Activity: Go through the data below. List every line that holds the word "services".

Excerpts from an interface dataset:
◇ ◇ ◇

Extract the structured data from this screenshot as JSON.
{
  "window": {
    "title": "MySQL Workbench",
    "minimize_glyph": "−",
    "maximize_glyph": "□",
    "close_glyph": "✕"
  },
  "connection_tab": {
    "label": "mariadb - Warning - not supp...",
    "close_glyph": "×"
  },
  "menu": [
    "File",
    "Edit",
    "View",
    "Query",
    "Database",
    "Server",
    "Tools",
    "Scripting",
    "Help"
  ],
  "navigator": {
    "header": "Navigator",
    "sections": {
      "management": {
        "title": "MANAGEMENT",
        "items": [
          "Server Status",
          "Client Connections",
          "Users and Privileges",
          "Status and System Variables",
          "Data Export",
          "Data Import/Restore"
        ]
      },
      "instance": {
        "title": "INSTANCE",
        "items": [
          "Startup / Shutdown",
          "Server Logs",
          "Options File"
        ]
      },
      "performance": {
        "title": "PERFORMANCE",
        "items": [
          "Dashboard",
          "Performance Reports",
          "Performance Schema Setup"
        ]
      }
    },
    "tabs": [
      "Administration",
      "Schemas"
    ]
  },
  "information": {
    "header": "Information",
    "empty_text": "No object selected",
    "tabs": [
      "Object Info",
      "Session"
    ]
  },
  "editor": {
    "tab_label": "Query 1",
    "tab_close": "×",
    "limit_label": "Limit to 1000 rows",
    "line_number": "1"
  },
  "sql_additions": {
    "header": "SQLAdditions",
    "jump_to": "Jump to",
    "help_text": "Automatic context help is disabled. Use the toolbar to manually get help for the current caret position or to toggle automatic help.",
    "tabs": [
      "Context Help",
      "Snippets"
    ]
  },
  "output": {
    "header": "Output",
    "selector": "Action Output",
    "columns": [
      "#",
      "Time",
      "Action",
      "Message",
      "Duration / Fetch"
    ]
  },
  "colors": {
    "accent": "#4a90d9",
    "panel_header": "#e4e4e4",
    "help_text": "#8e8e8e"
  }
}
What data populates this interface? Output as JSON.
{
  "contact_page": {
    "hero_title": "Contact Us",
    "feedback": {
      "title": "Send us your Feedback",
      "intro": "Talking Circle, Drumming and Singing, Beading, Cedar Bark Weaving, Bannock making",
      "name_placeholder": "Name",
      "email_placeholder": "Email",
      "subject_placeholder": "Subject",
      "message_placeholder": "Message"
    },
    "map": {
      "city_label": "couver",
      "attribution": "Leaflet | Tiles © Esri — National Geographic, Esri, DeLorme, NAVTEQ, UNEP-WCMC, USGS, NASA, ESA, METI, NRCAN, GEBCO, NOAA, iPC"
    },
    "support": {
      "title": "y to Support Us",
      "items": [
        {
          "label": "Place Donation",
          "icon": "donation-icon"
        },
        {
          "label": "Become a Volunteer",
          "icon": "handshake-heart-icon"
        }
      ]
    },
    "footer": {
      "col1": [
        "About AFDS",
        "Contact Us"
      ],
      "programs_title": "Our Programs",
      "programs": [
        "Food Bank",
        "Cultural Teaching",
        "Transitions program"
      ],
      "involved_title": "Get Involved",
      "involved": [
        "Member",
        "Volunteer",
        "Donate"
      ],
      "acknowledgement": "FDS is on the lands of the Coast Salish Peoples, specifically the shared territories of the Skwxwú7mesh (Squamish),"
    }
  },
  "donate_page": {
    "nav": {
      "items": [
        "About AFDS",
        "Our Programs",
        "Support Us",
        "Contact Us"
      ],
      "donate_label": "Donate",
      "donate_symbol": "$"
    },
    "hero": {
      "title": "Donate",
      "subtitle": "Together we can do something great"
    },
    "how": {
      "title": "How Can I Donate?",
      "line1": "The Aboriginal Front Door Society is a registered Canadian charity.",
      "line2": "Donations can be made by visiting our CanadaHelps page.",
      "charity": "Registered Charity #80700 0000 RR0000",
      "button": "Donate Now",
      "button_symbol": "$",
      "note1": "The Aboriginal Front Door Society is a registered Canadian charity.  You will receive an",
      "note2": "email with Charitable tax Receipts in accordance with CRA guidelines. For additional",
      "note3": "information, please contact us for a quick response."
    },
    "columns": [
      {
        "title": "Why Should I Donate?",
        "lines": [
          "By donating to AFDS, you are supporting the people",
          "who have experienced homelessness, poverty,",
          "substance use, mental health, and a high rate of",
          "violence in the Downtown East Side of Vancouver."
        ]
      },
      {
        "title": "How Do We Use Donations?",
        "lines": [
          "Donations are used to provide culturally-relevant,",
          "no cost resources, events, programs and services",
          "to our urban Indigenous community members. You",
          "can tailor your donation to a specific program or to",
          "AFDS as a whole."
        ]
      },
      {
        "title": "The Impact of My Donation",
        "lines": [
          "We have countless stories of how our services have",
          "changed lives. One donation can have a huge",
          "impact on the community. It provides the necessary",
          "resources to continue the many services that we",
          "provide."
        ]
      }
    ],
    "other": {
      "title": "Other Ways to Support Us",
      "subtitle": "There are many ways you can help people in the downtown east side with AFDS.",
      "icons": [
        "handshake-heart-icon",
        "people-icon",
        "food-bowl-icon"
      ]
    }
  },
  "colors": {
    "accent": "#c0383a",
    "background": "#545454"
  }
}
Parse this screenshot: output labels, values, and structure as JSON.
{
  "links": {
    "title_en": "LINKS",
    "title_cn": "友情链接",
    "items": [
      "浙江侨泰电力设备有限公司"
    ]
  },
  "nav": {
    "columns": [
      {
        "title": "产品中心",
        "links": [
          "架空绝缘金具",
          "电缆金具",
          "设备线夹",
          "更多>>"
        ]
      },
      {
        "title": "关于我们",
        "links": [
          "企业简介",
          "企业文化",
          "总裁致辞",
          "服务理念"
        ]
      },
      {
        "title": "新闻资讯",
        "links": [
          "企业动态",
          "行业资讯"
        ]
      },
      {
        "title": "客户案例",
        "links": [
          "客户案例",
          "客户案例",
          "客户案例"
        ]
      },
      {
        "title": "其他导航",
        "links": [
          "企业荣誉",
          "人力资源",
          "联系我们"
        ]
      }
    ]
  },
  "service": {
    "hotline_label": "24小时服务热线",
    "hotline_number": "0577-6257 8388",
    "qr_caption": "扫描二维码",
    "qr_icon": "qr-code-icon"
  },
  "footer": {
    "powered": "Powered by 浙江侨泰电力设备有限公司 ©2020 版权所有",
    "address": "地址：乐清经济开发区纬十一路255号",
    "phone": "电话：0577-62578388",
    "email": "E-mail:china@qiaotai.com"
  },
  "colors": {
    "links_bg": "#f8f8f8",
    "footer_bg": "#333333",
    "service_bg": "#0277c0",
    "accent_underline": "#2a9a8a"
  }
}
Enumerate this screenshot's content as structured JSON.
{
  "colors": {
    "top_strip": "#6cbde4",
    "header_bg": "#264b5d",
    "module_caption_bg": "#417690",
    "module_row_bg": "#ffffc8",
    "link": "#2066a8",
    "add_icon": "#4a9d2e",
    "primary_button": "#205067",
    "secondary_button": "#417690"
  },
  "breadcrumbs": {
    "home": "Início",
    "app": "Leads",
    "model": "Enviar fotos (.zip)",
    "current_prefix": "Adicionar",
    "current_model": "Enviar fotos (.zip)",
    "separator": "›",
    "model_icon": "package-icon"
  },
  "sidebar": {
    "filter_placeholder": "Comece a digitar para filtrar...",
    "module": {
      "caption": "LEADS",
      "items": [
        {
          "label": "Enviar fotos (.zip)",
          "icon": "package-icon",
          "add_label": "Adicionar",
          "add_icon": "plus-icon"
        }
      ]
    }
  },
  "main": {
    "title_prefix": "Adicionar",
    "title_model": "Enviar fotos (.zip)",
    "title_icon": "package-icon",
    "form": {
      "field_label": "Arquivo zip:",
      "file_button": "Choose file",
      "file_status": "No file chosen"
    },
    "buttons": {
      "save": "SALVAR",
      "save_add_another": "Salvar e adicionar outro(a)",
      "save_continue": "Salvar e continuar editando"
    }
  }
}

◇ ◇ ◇

Exercise answer:
          "no cost resources, events, programs and services",
          "We have countless stories of how our services have",
          "resources to continue the many services that we",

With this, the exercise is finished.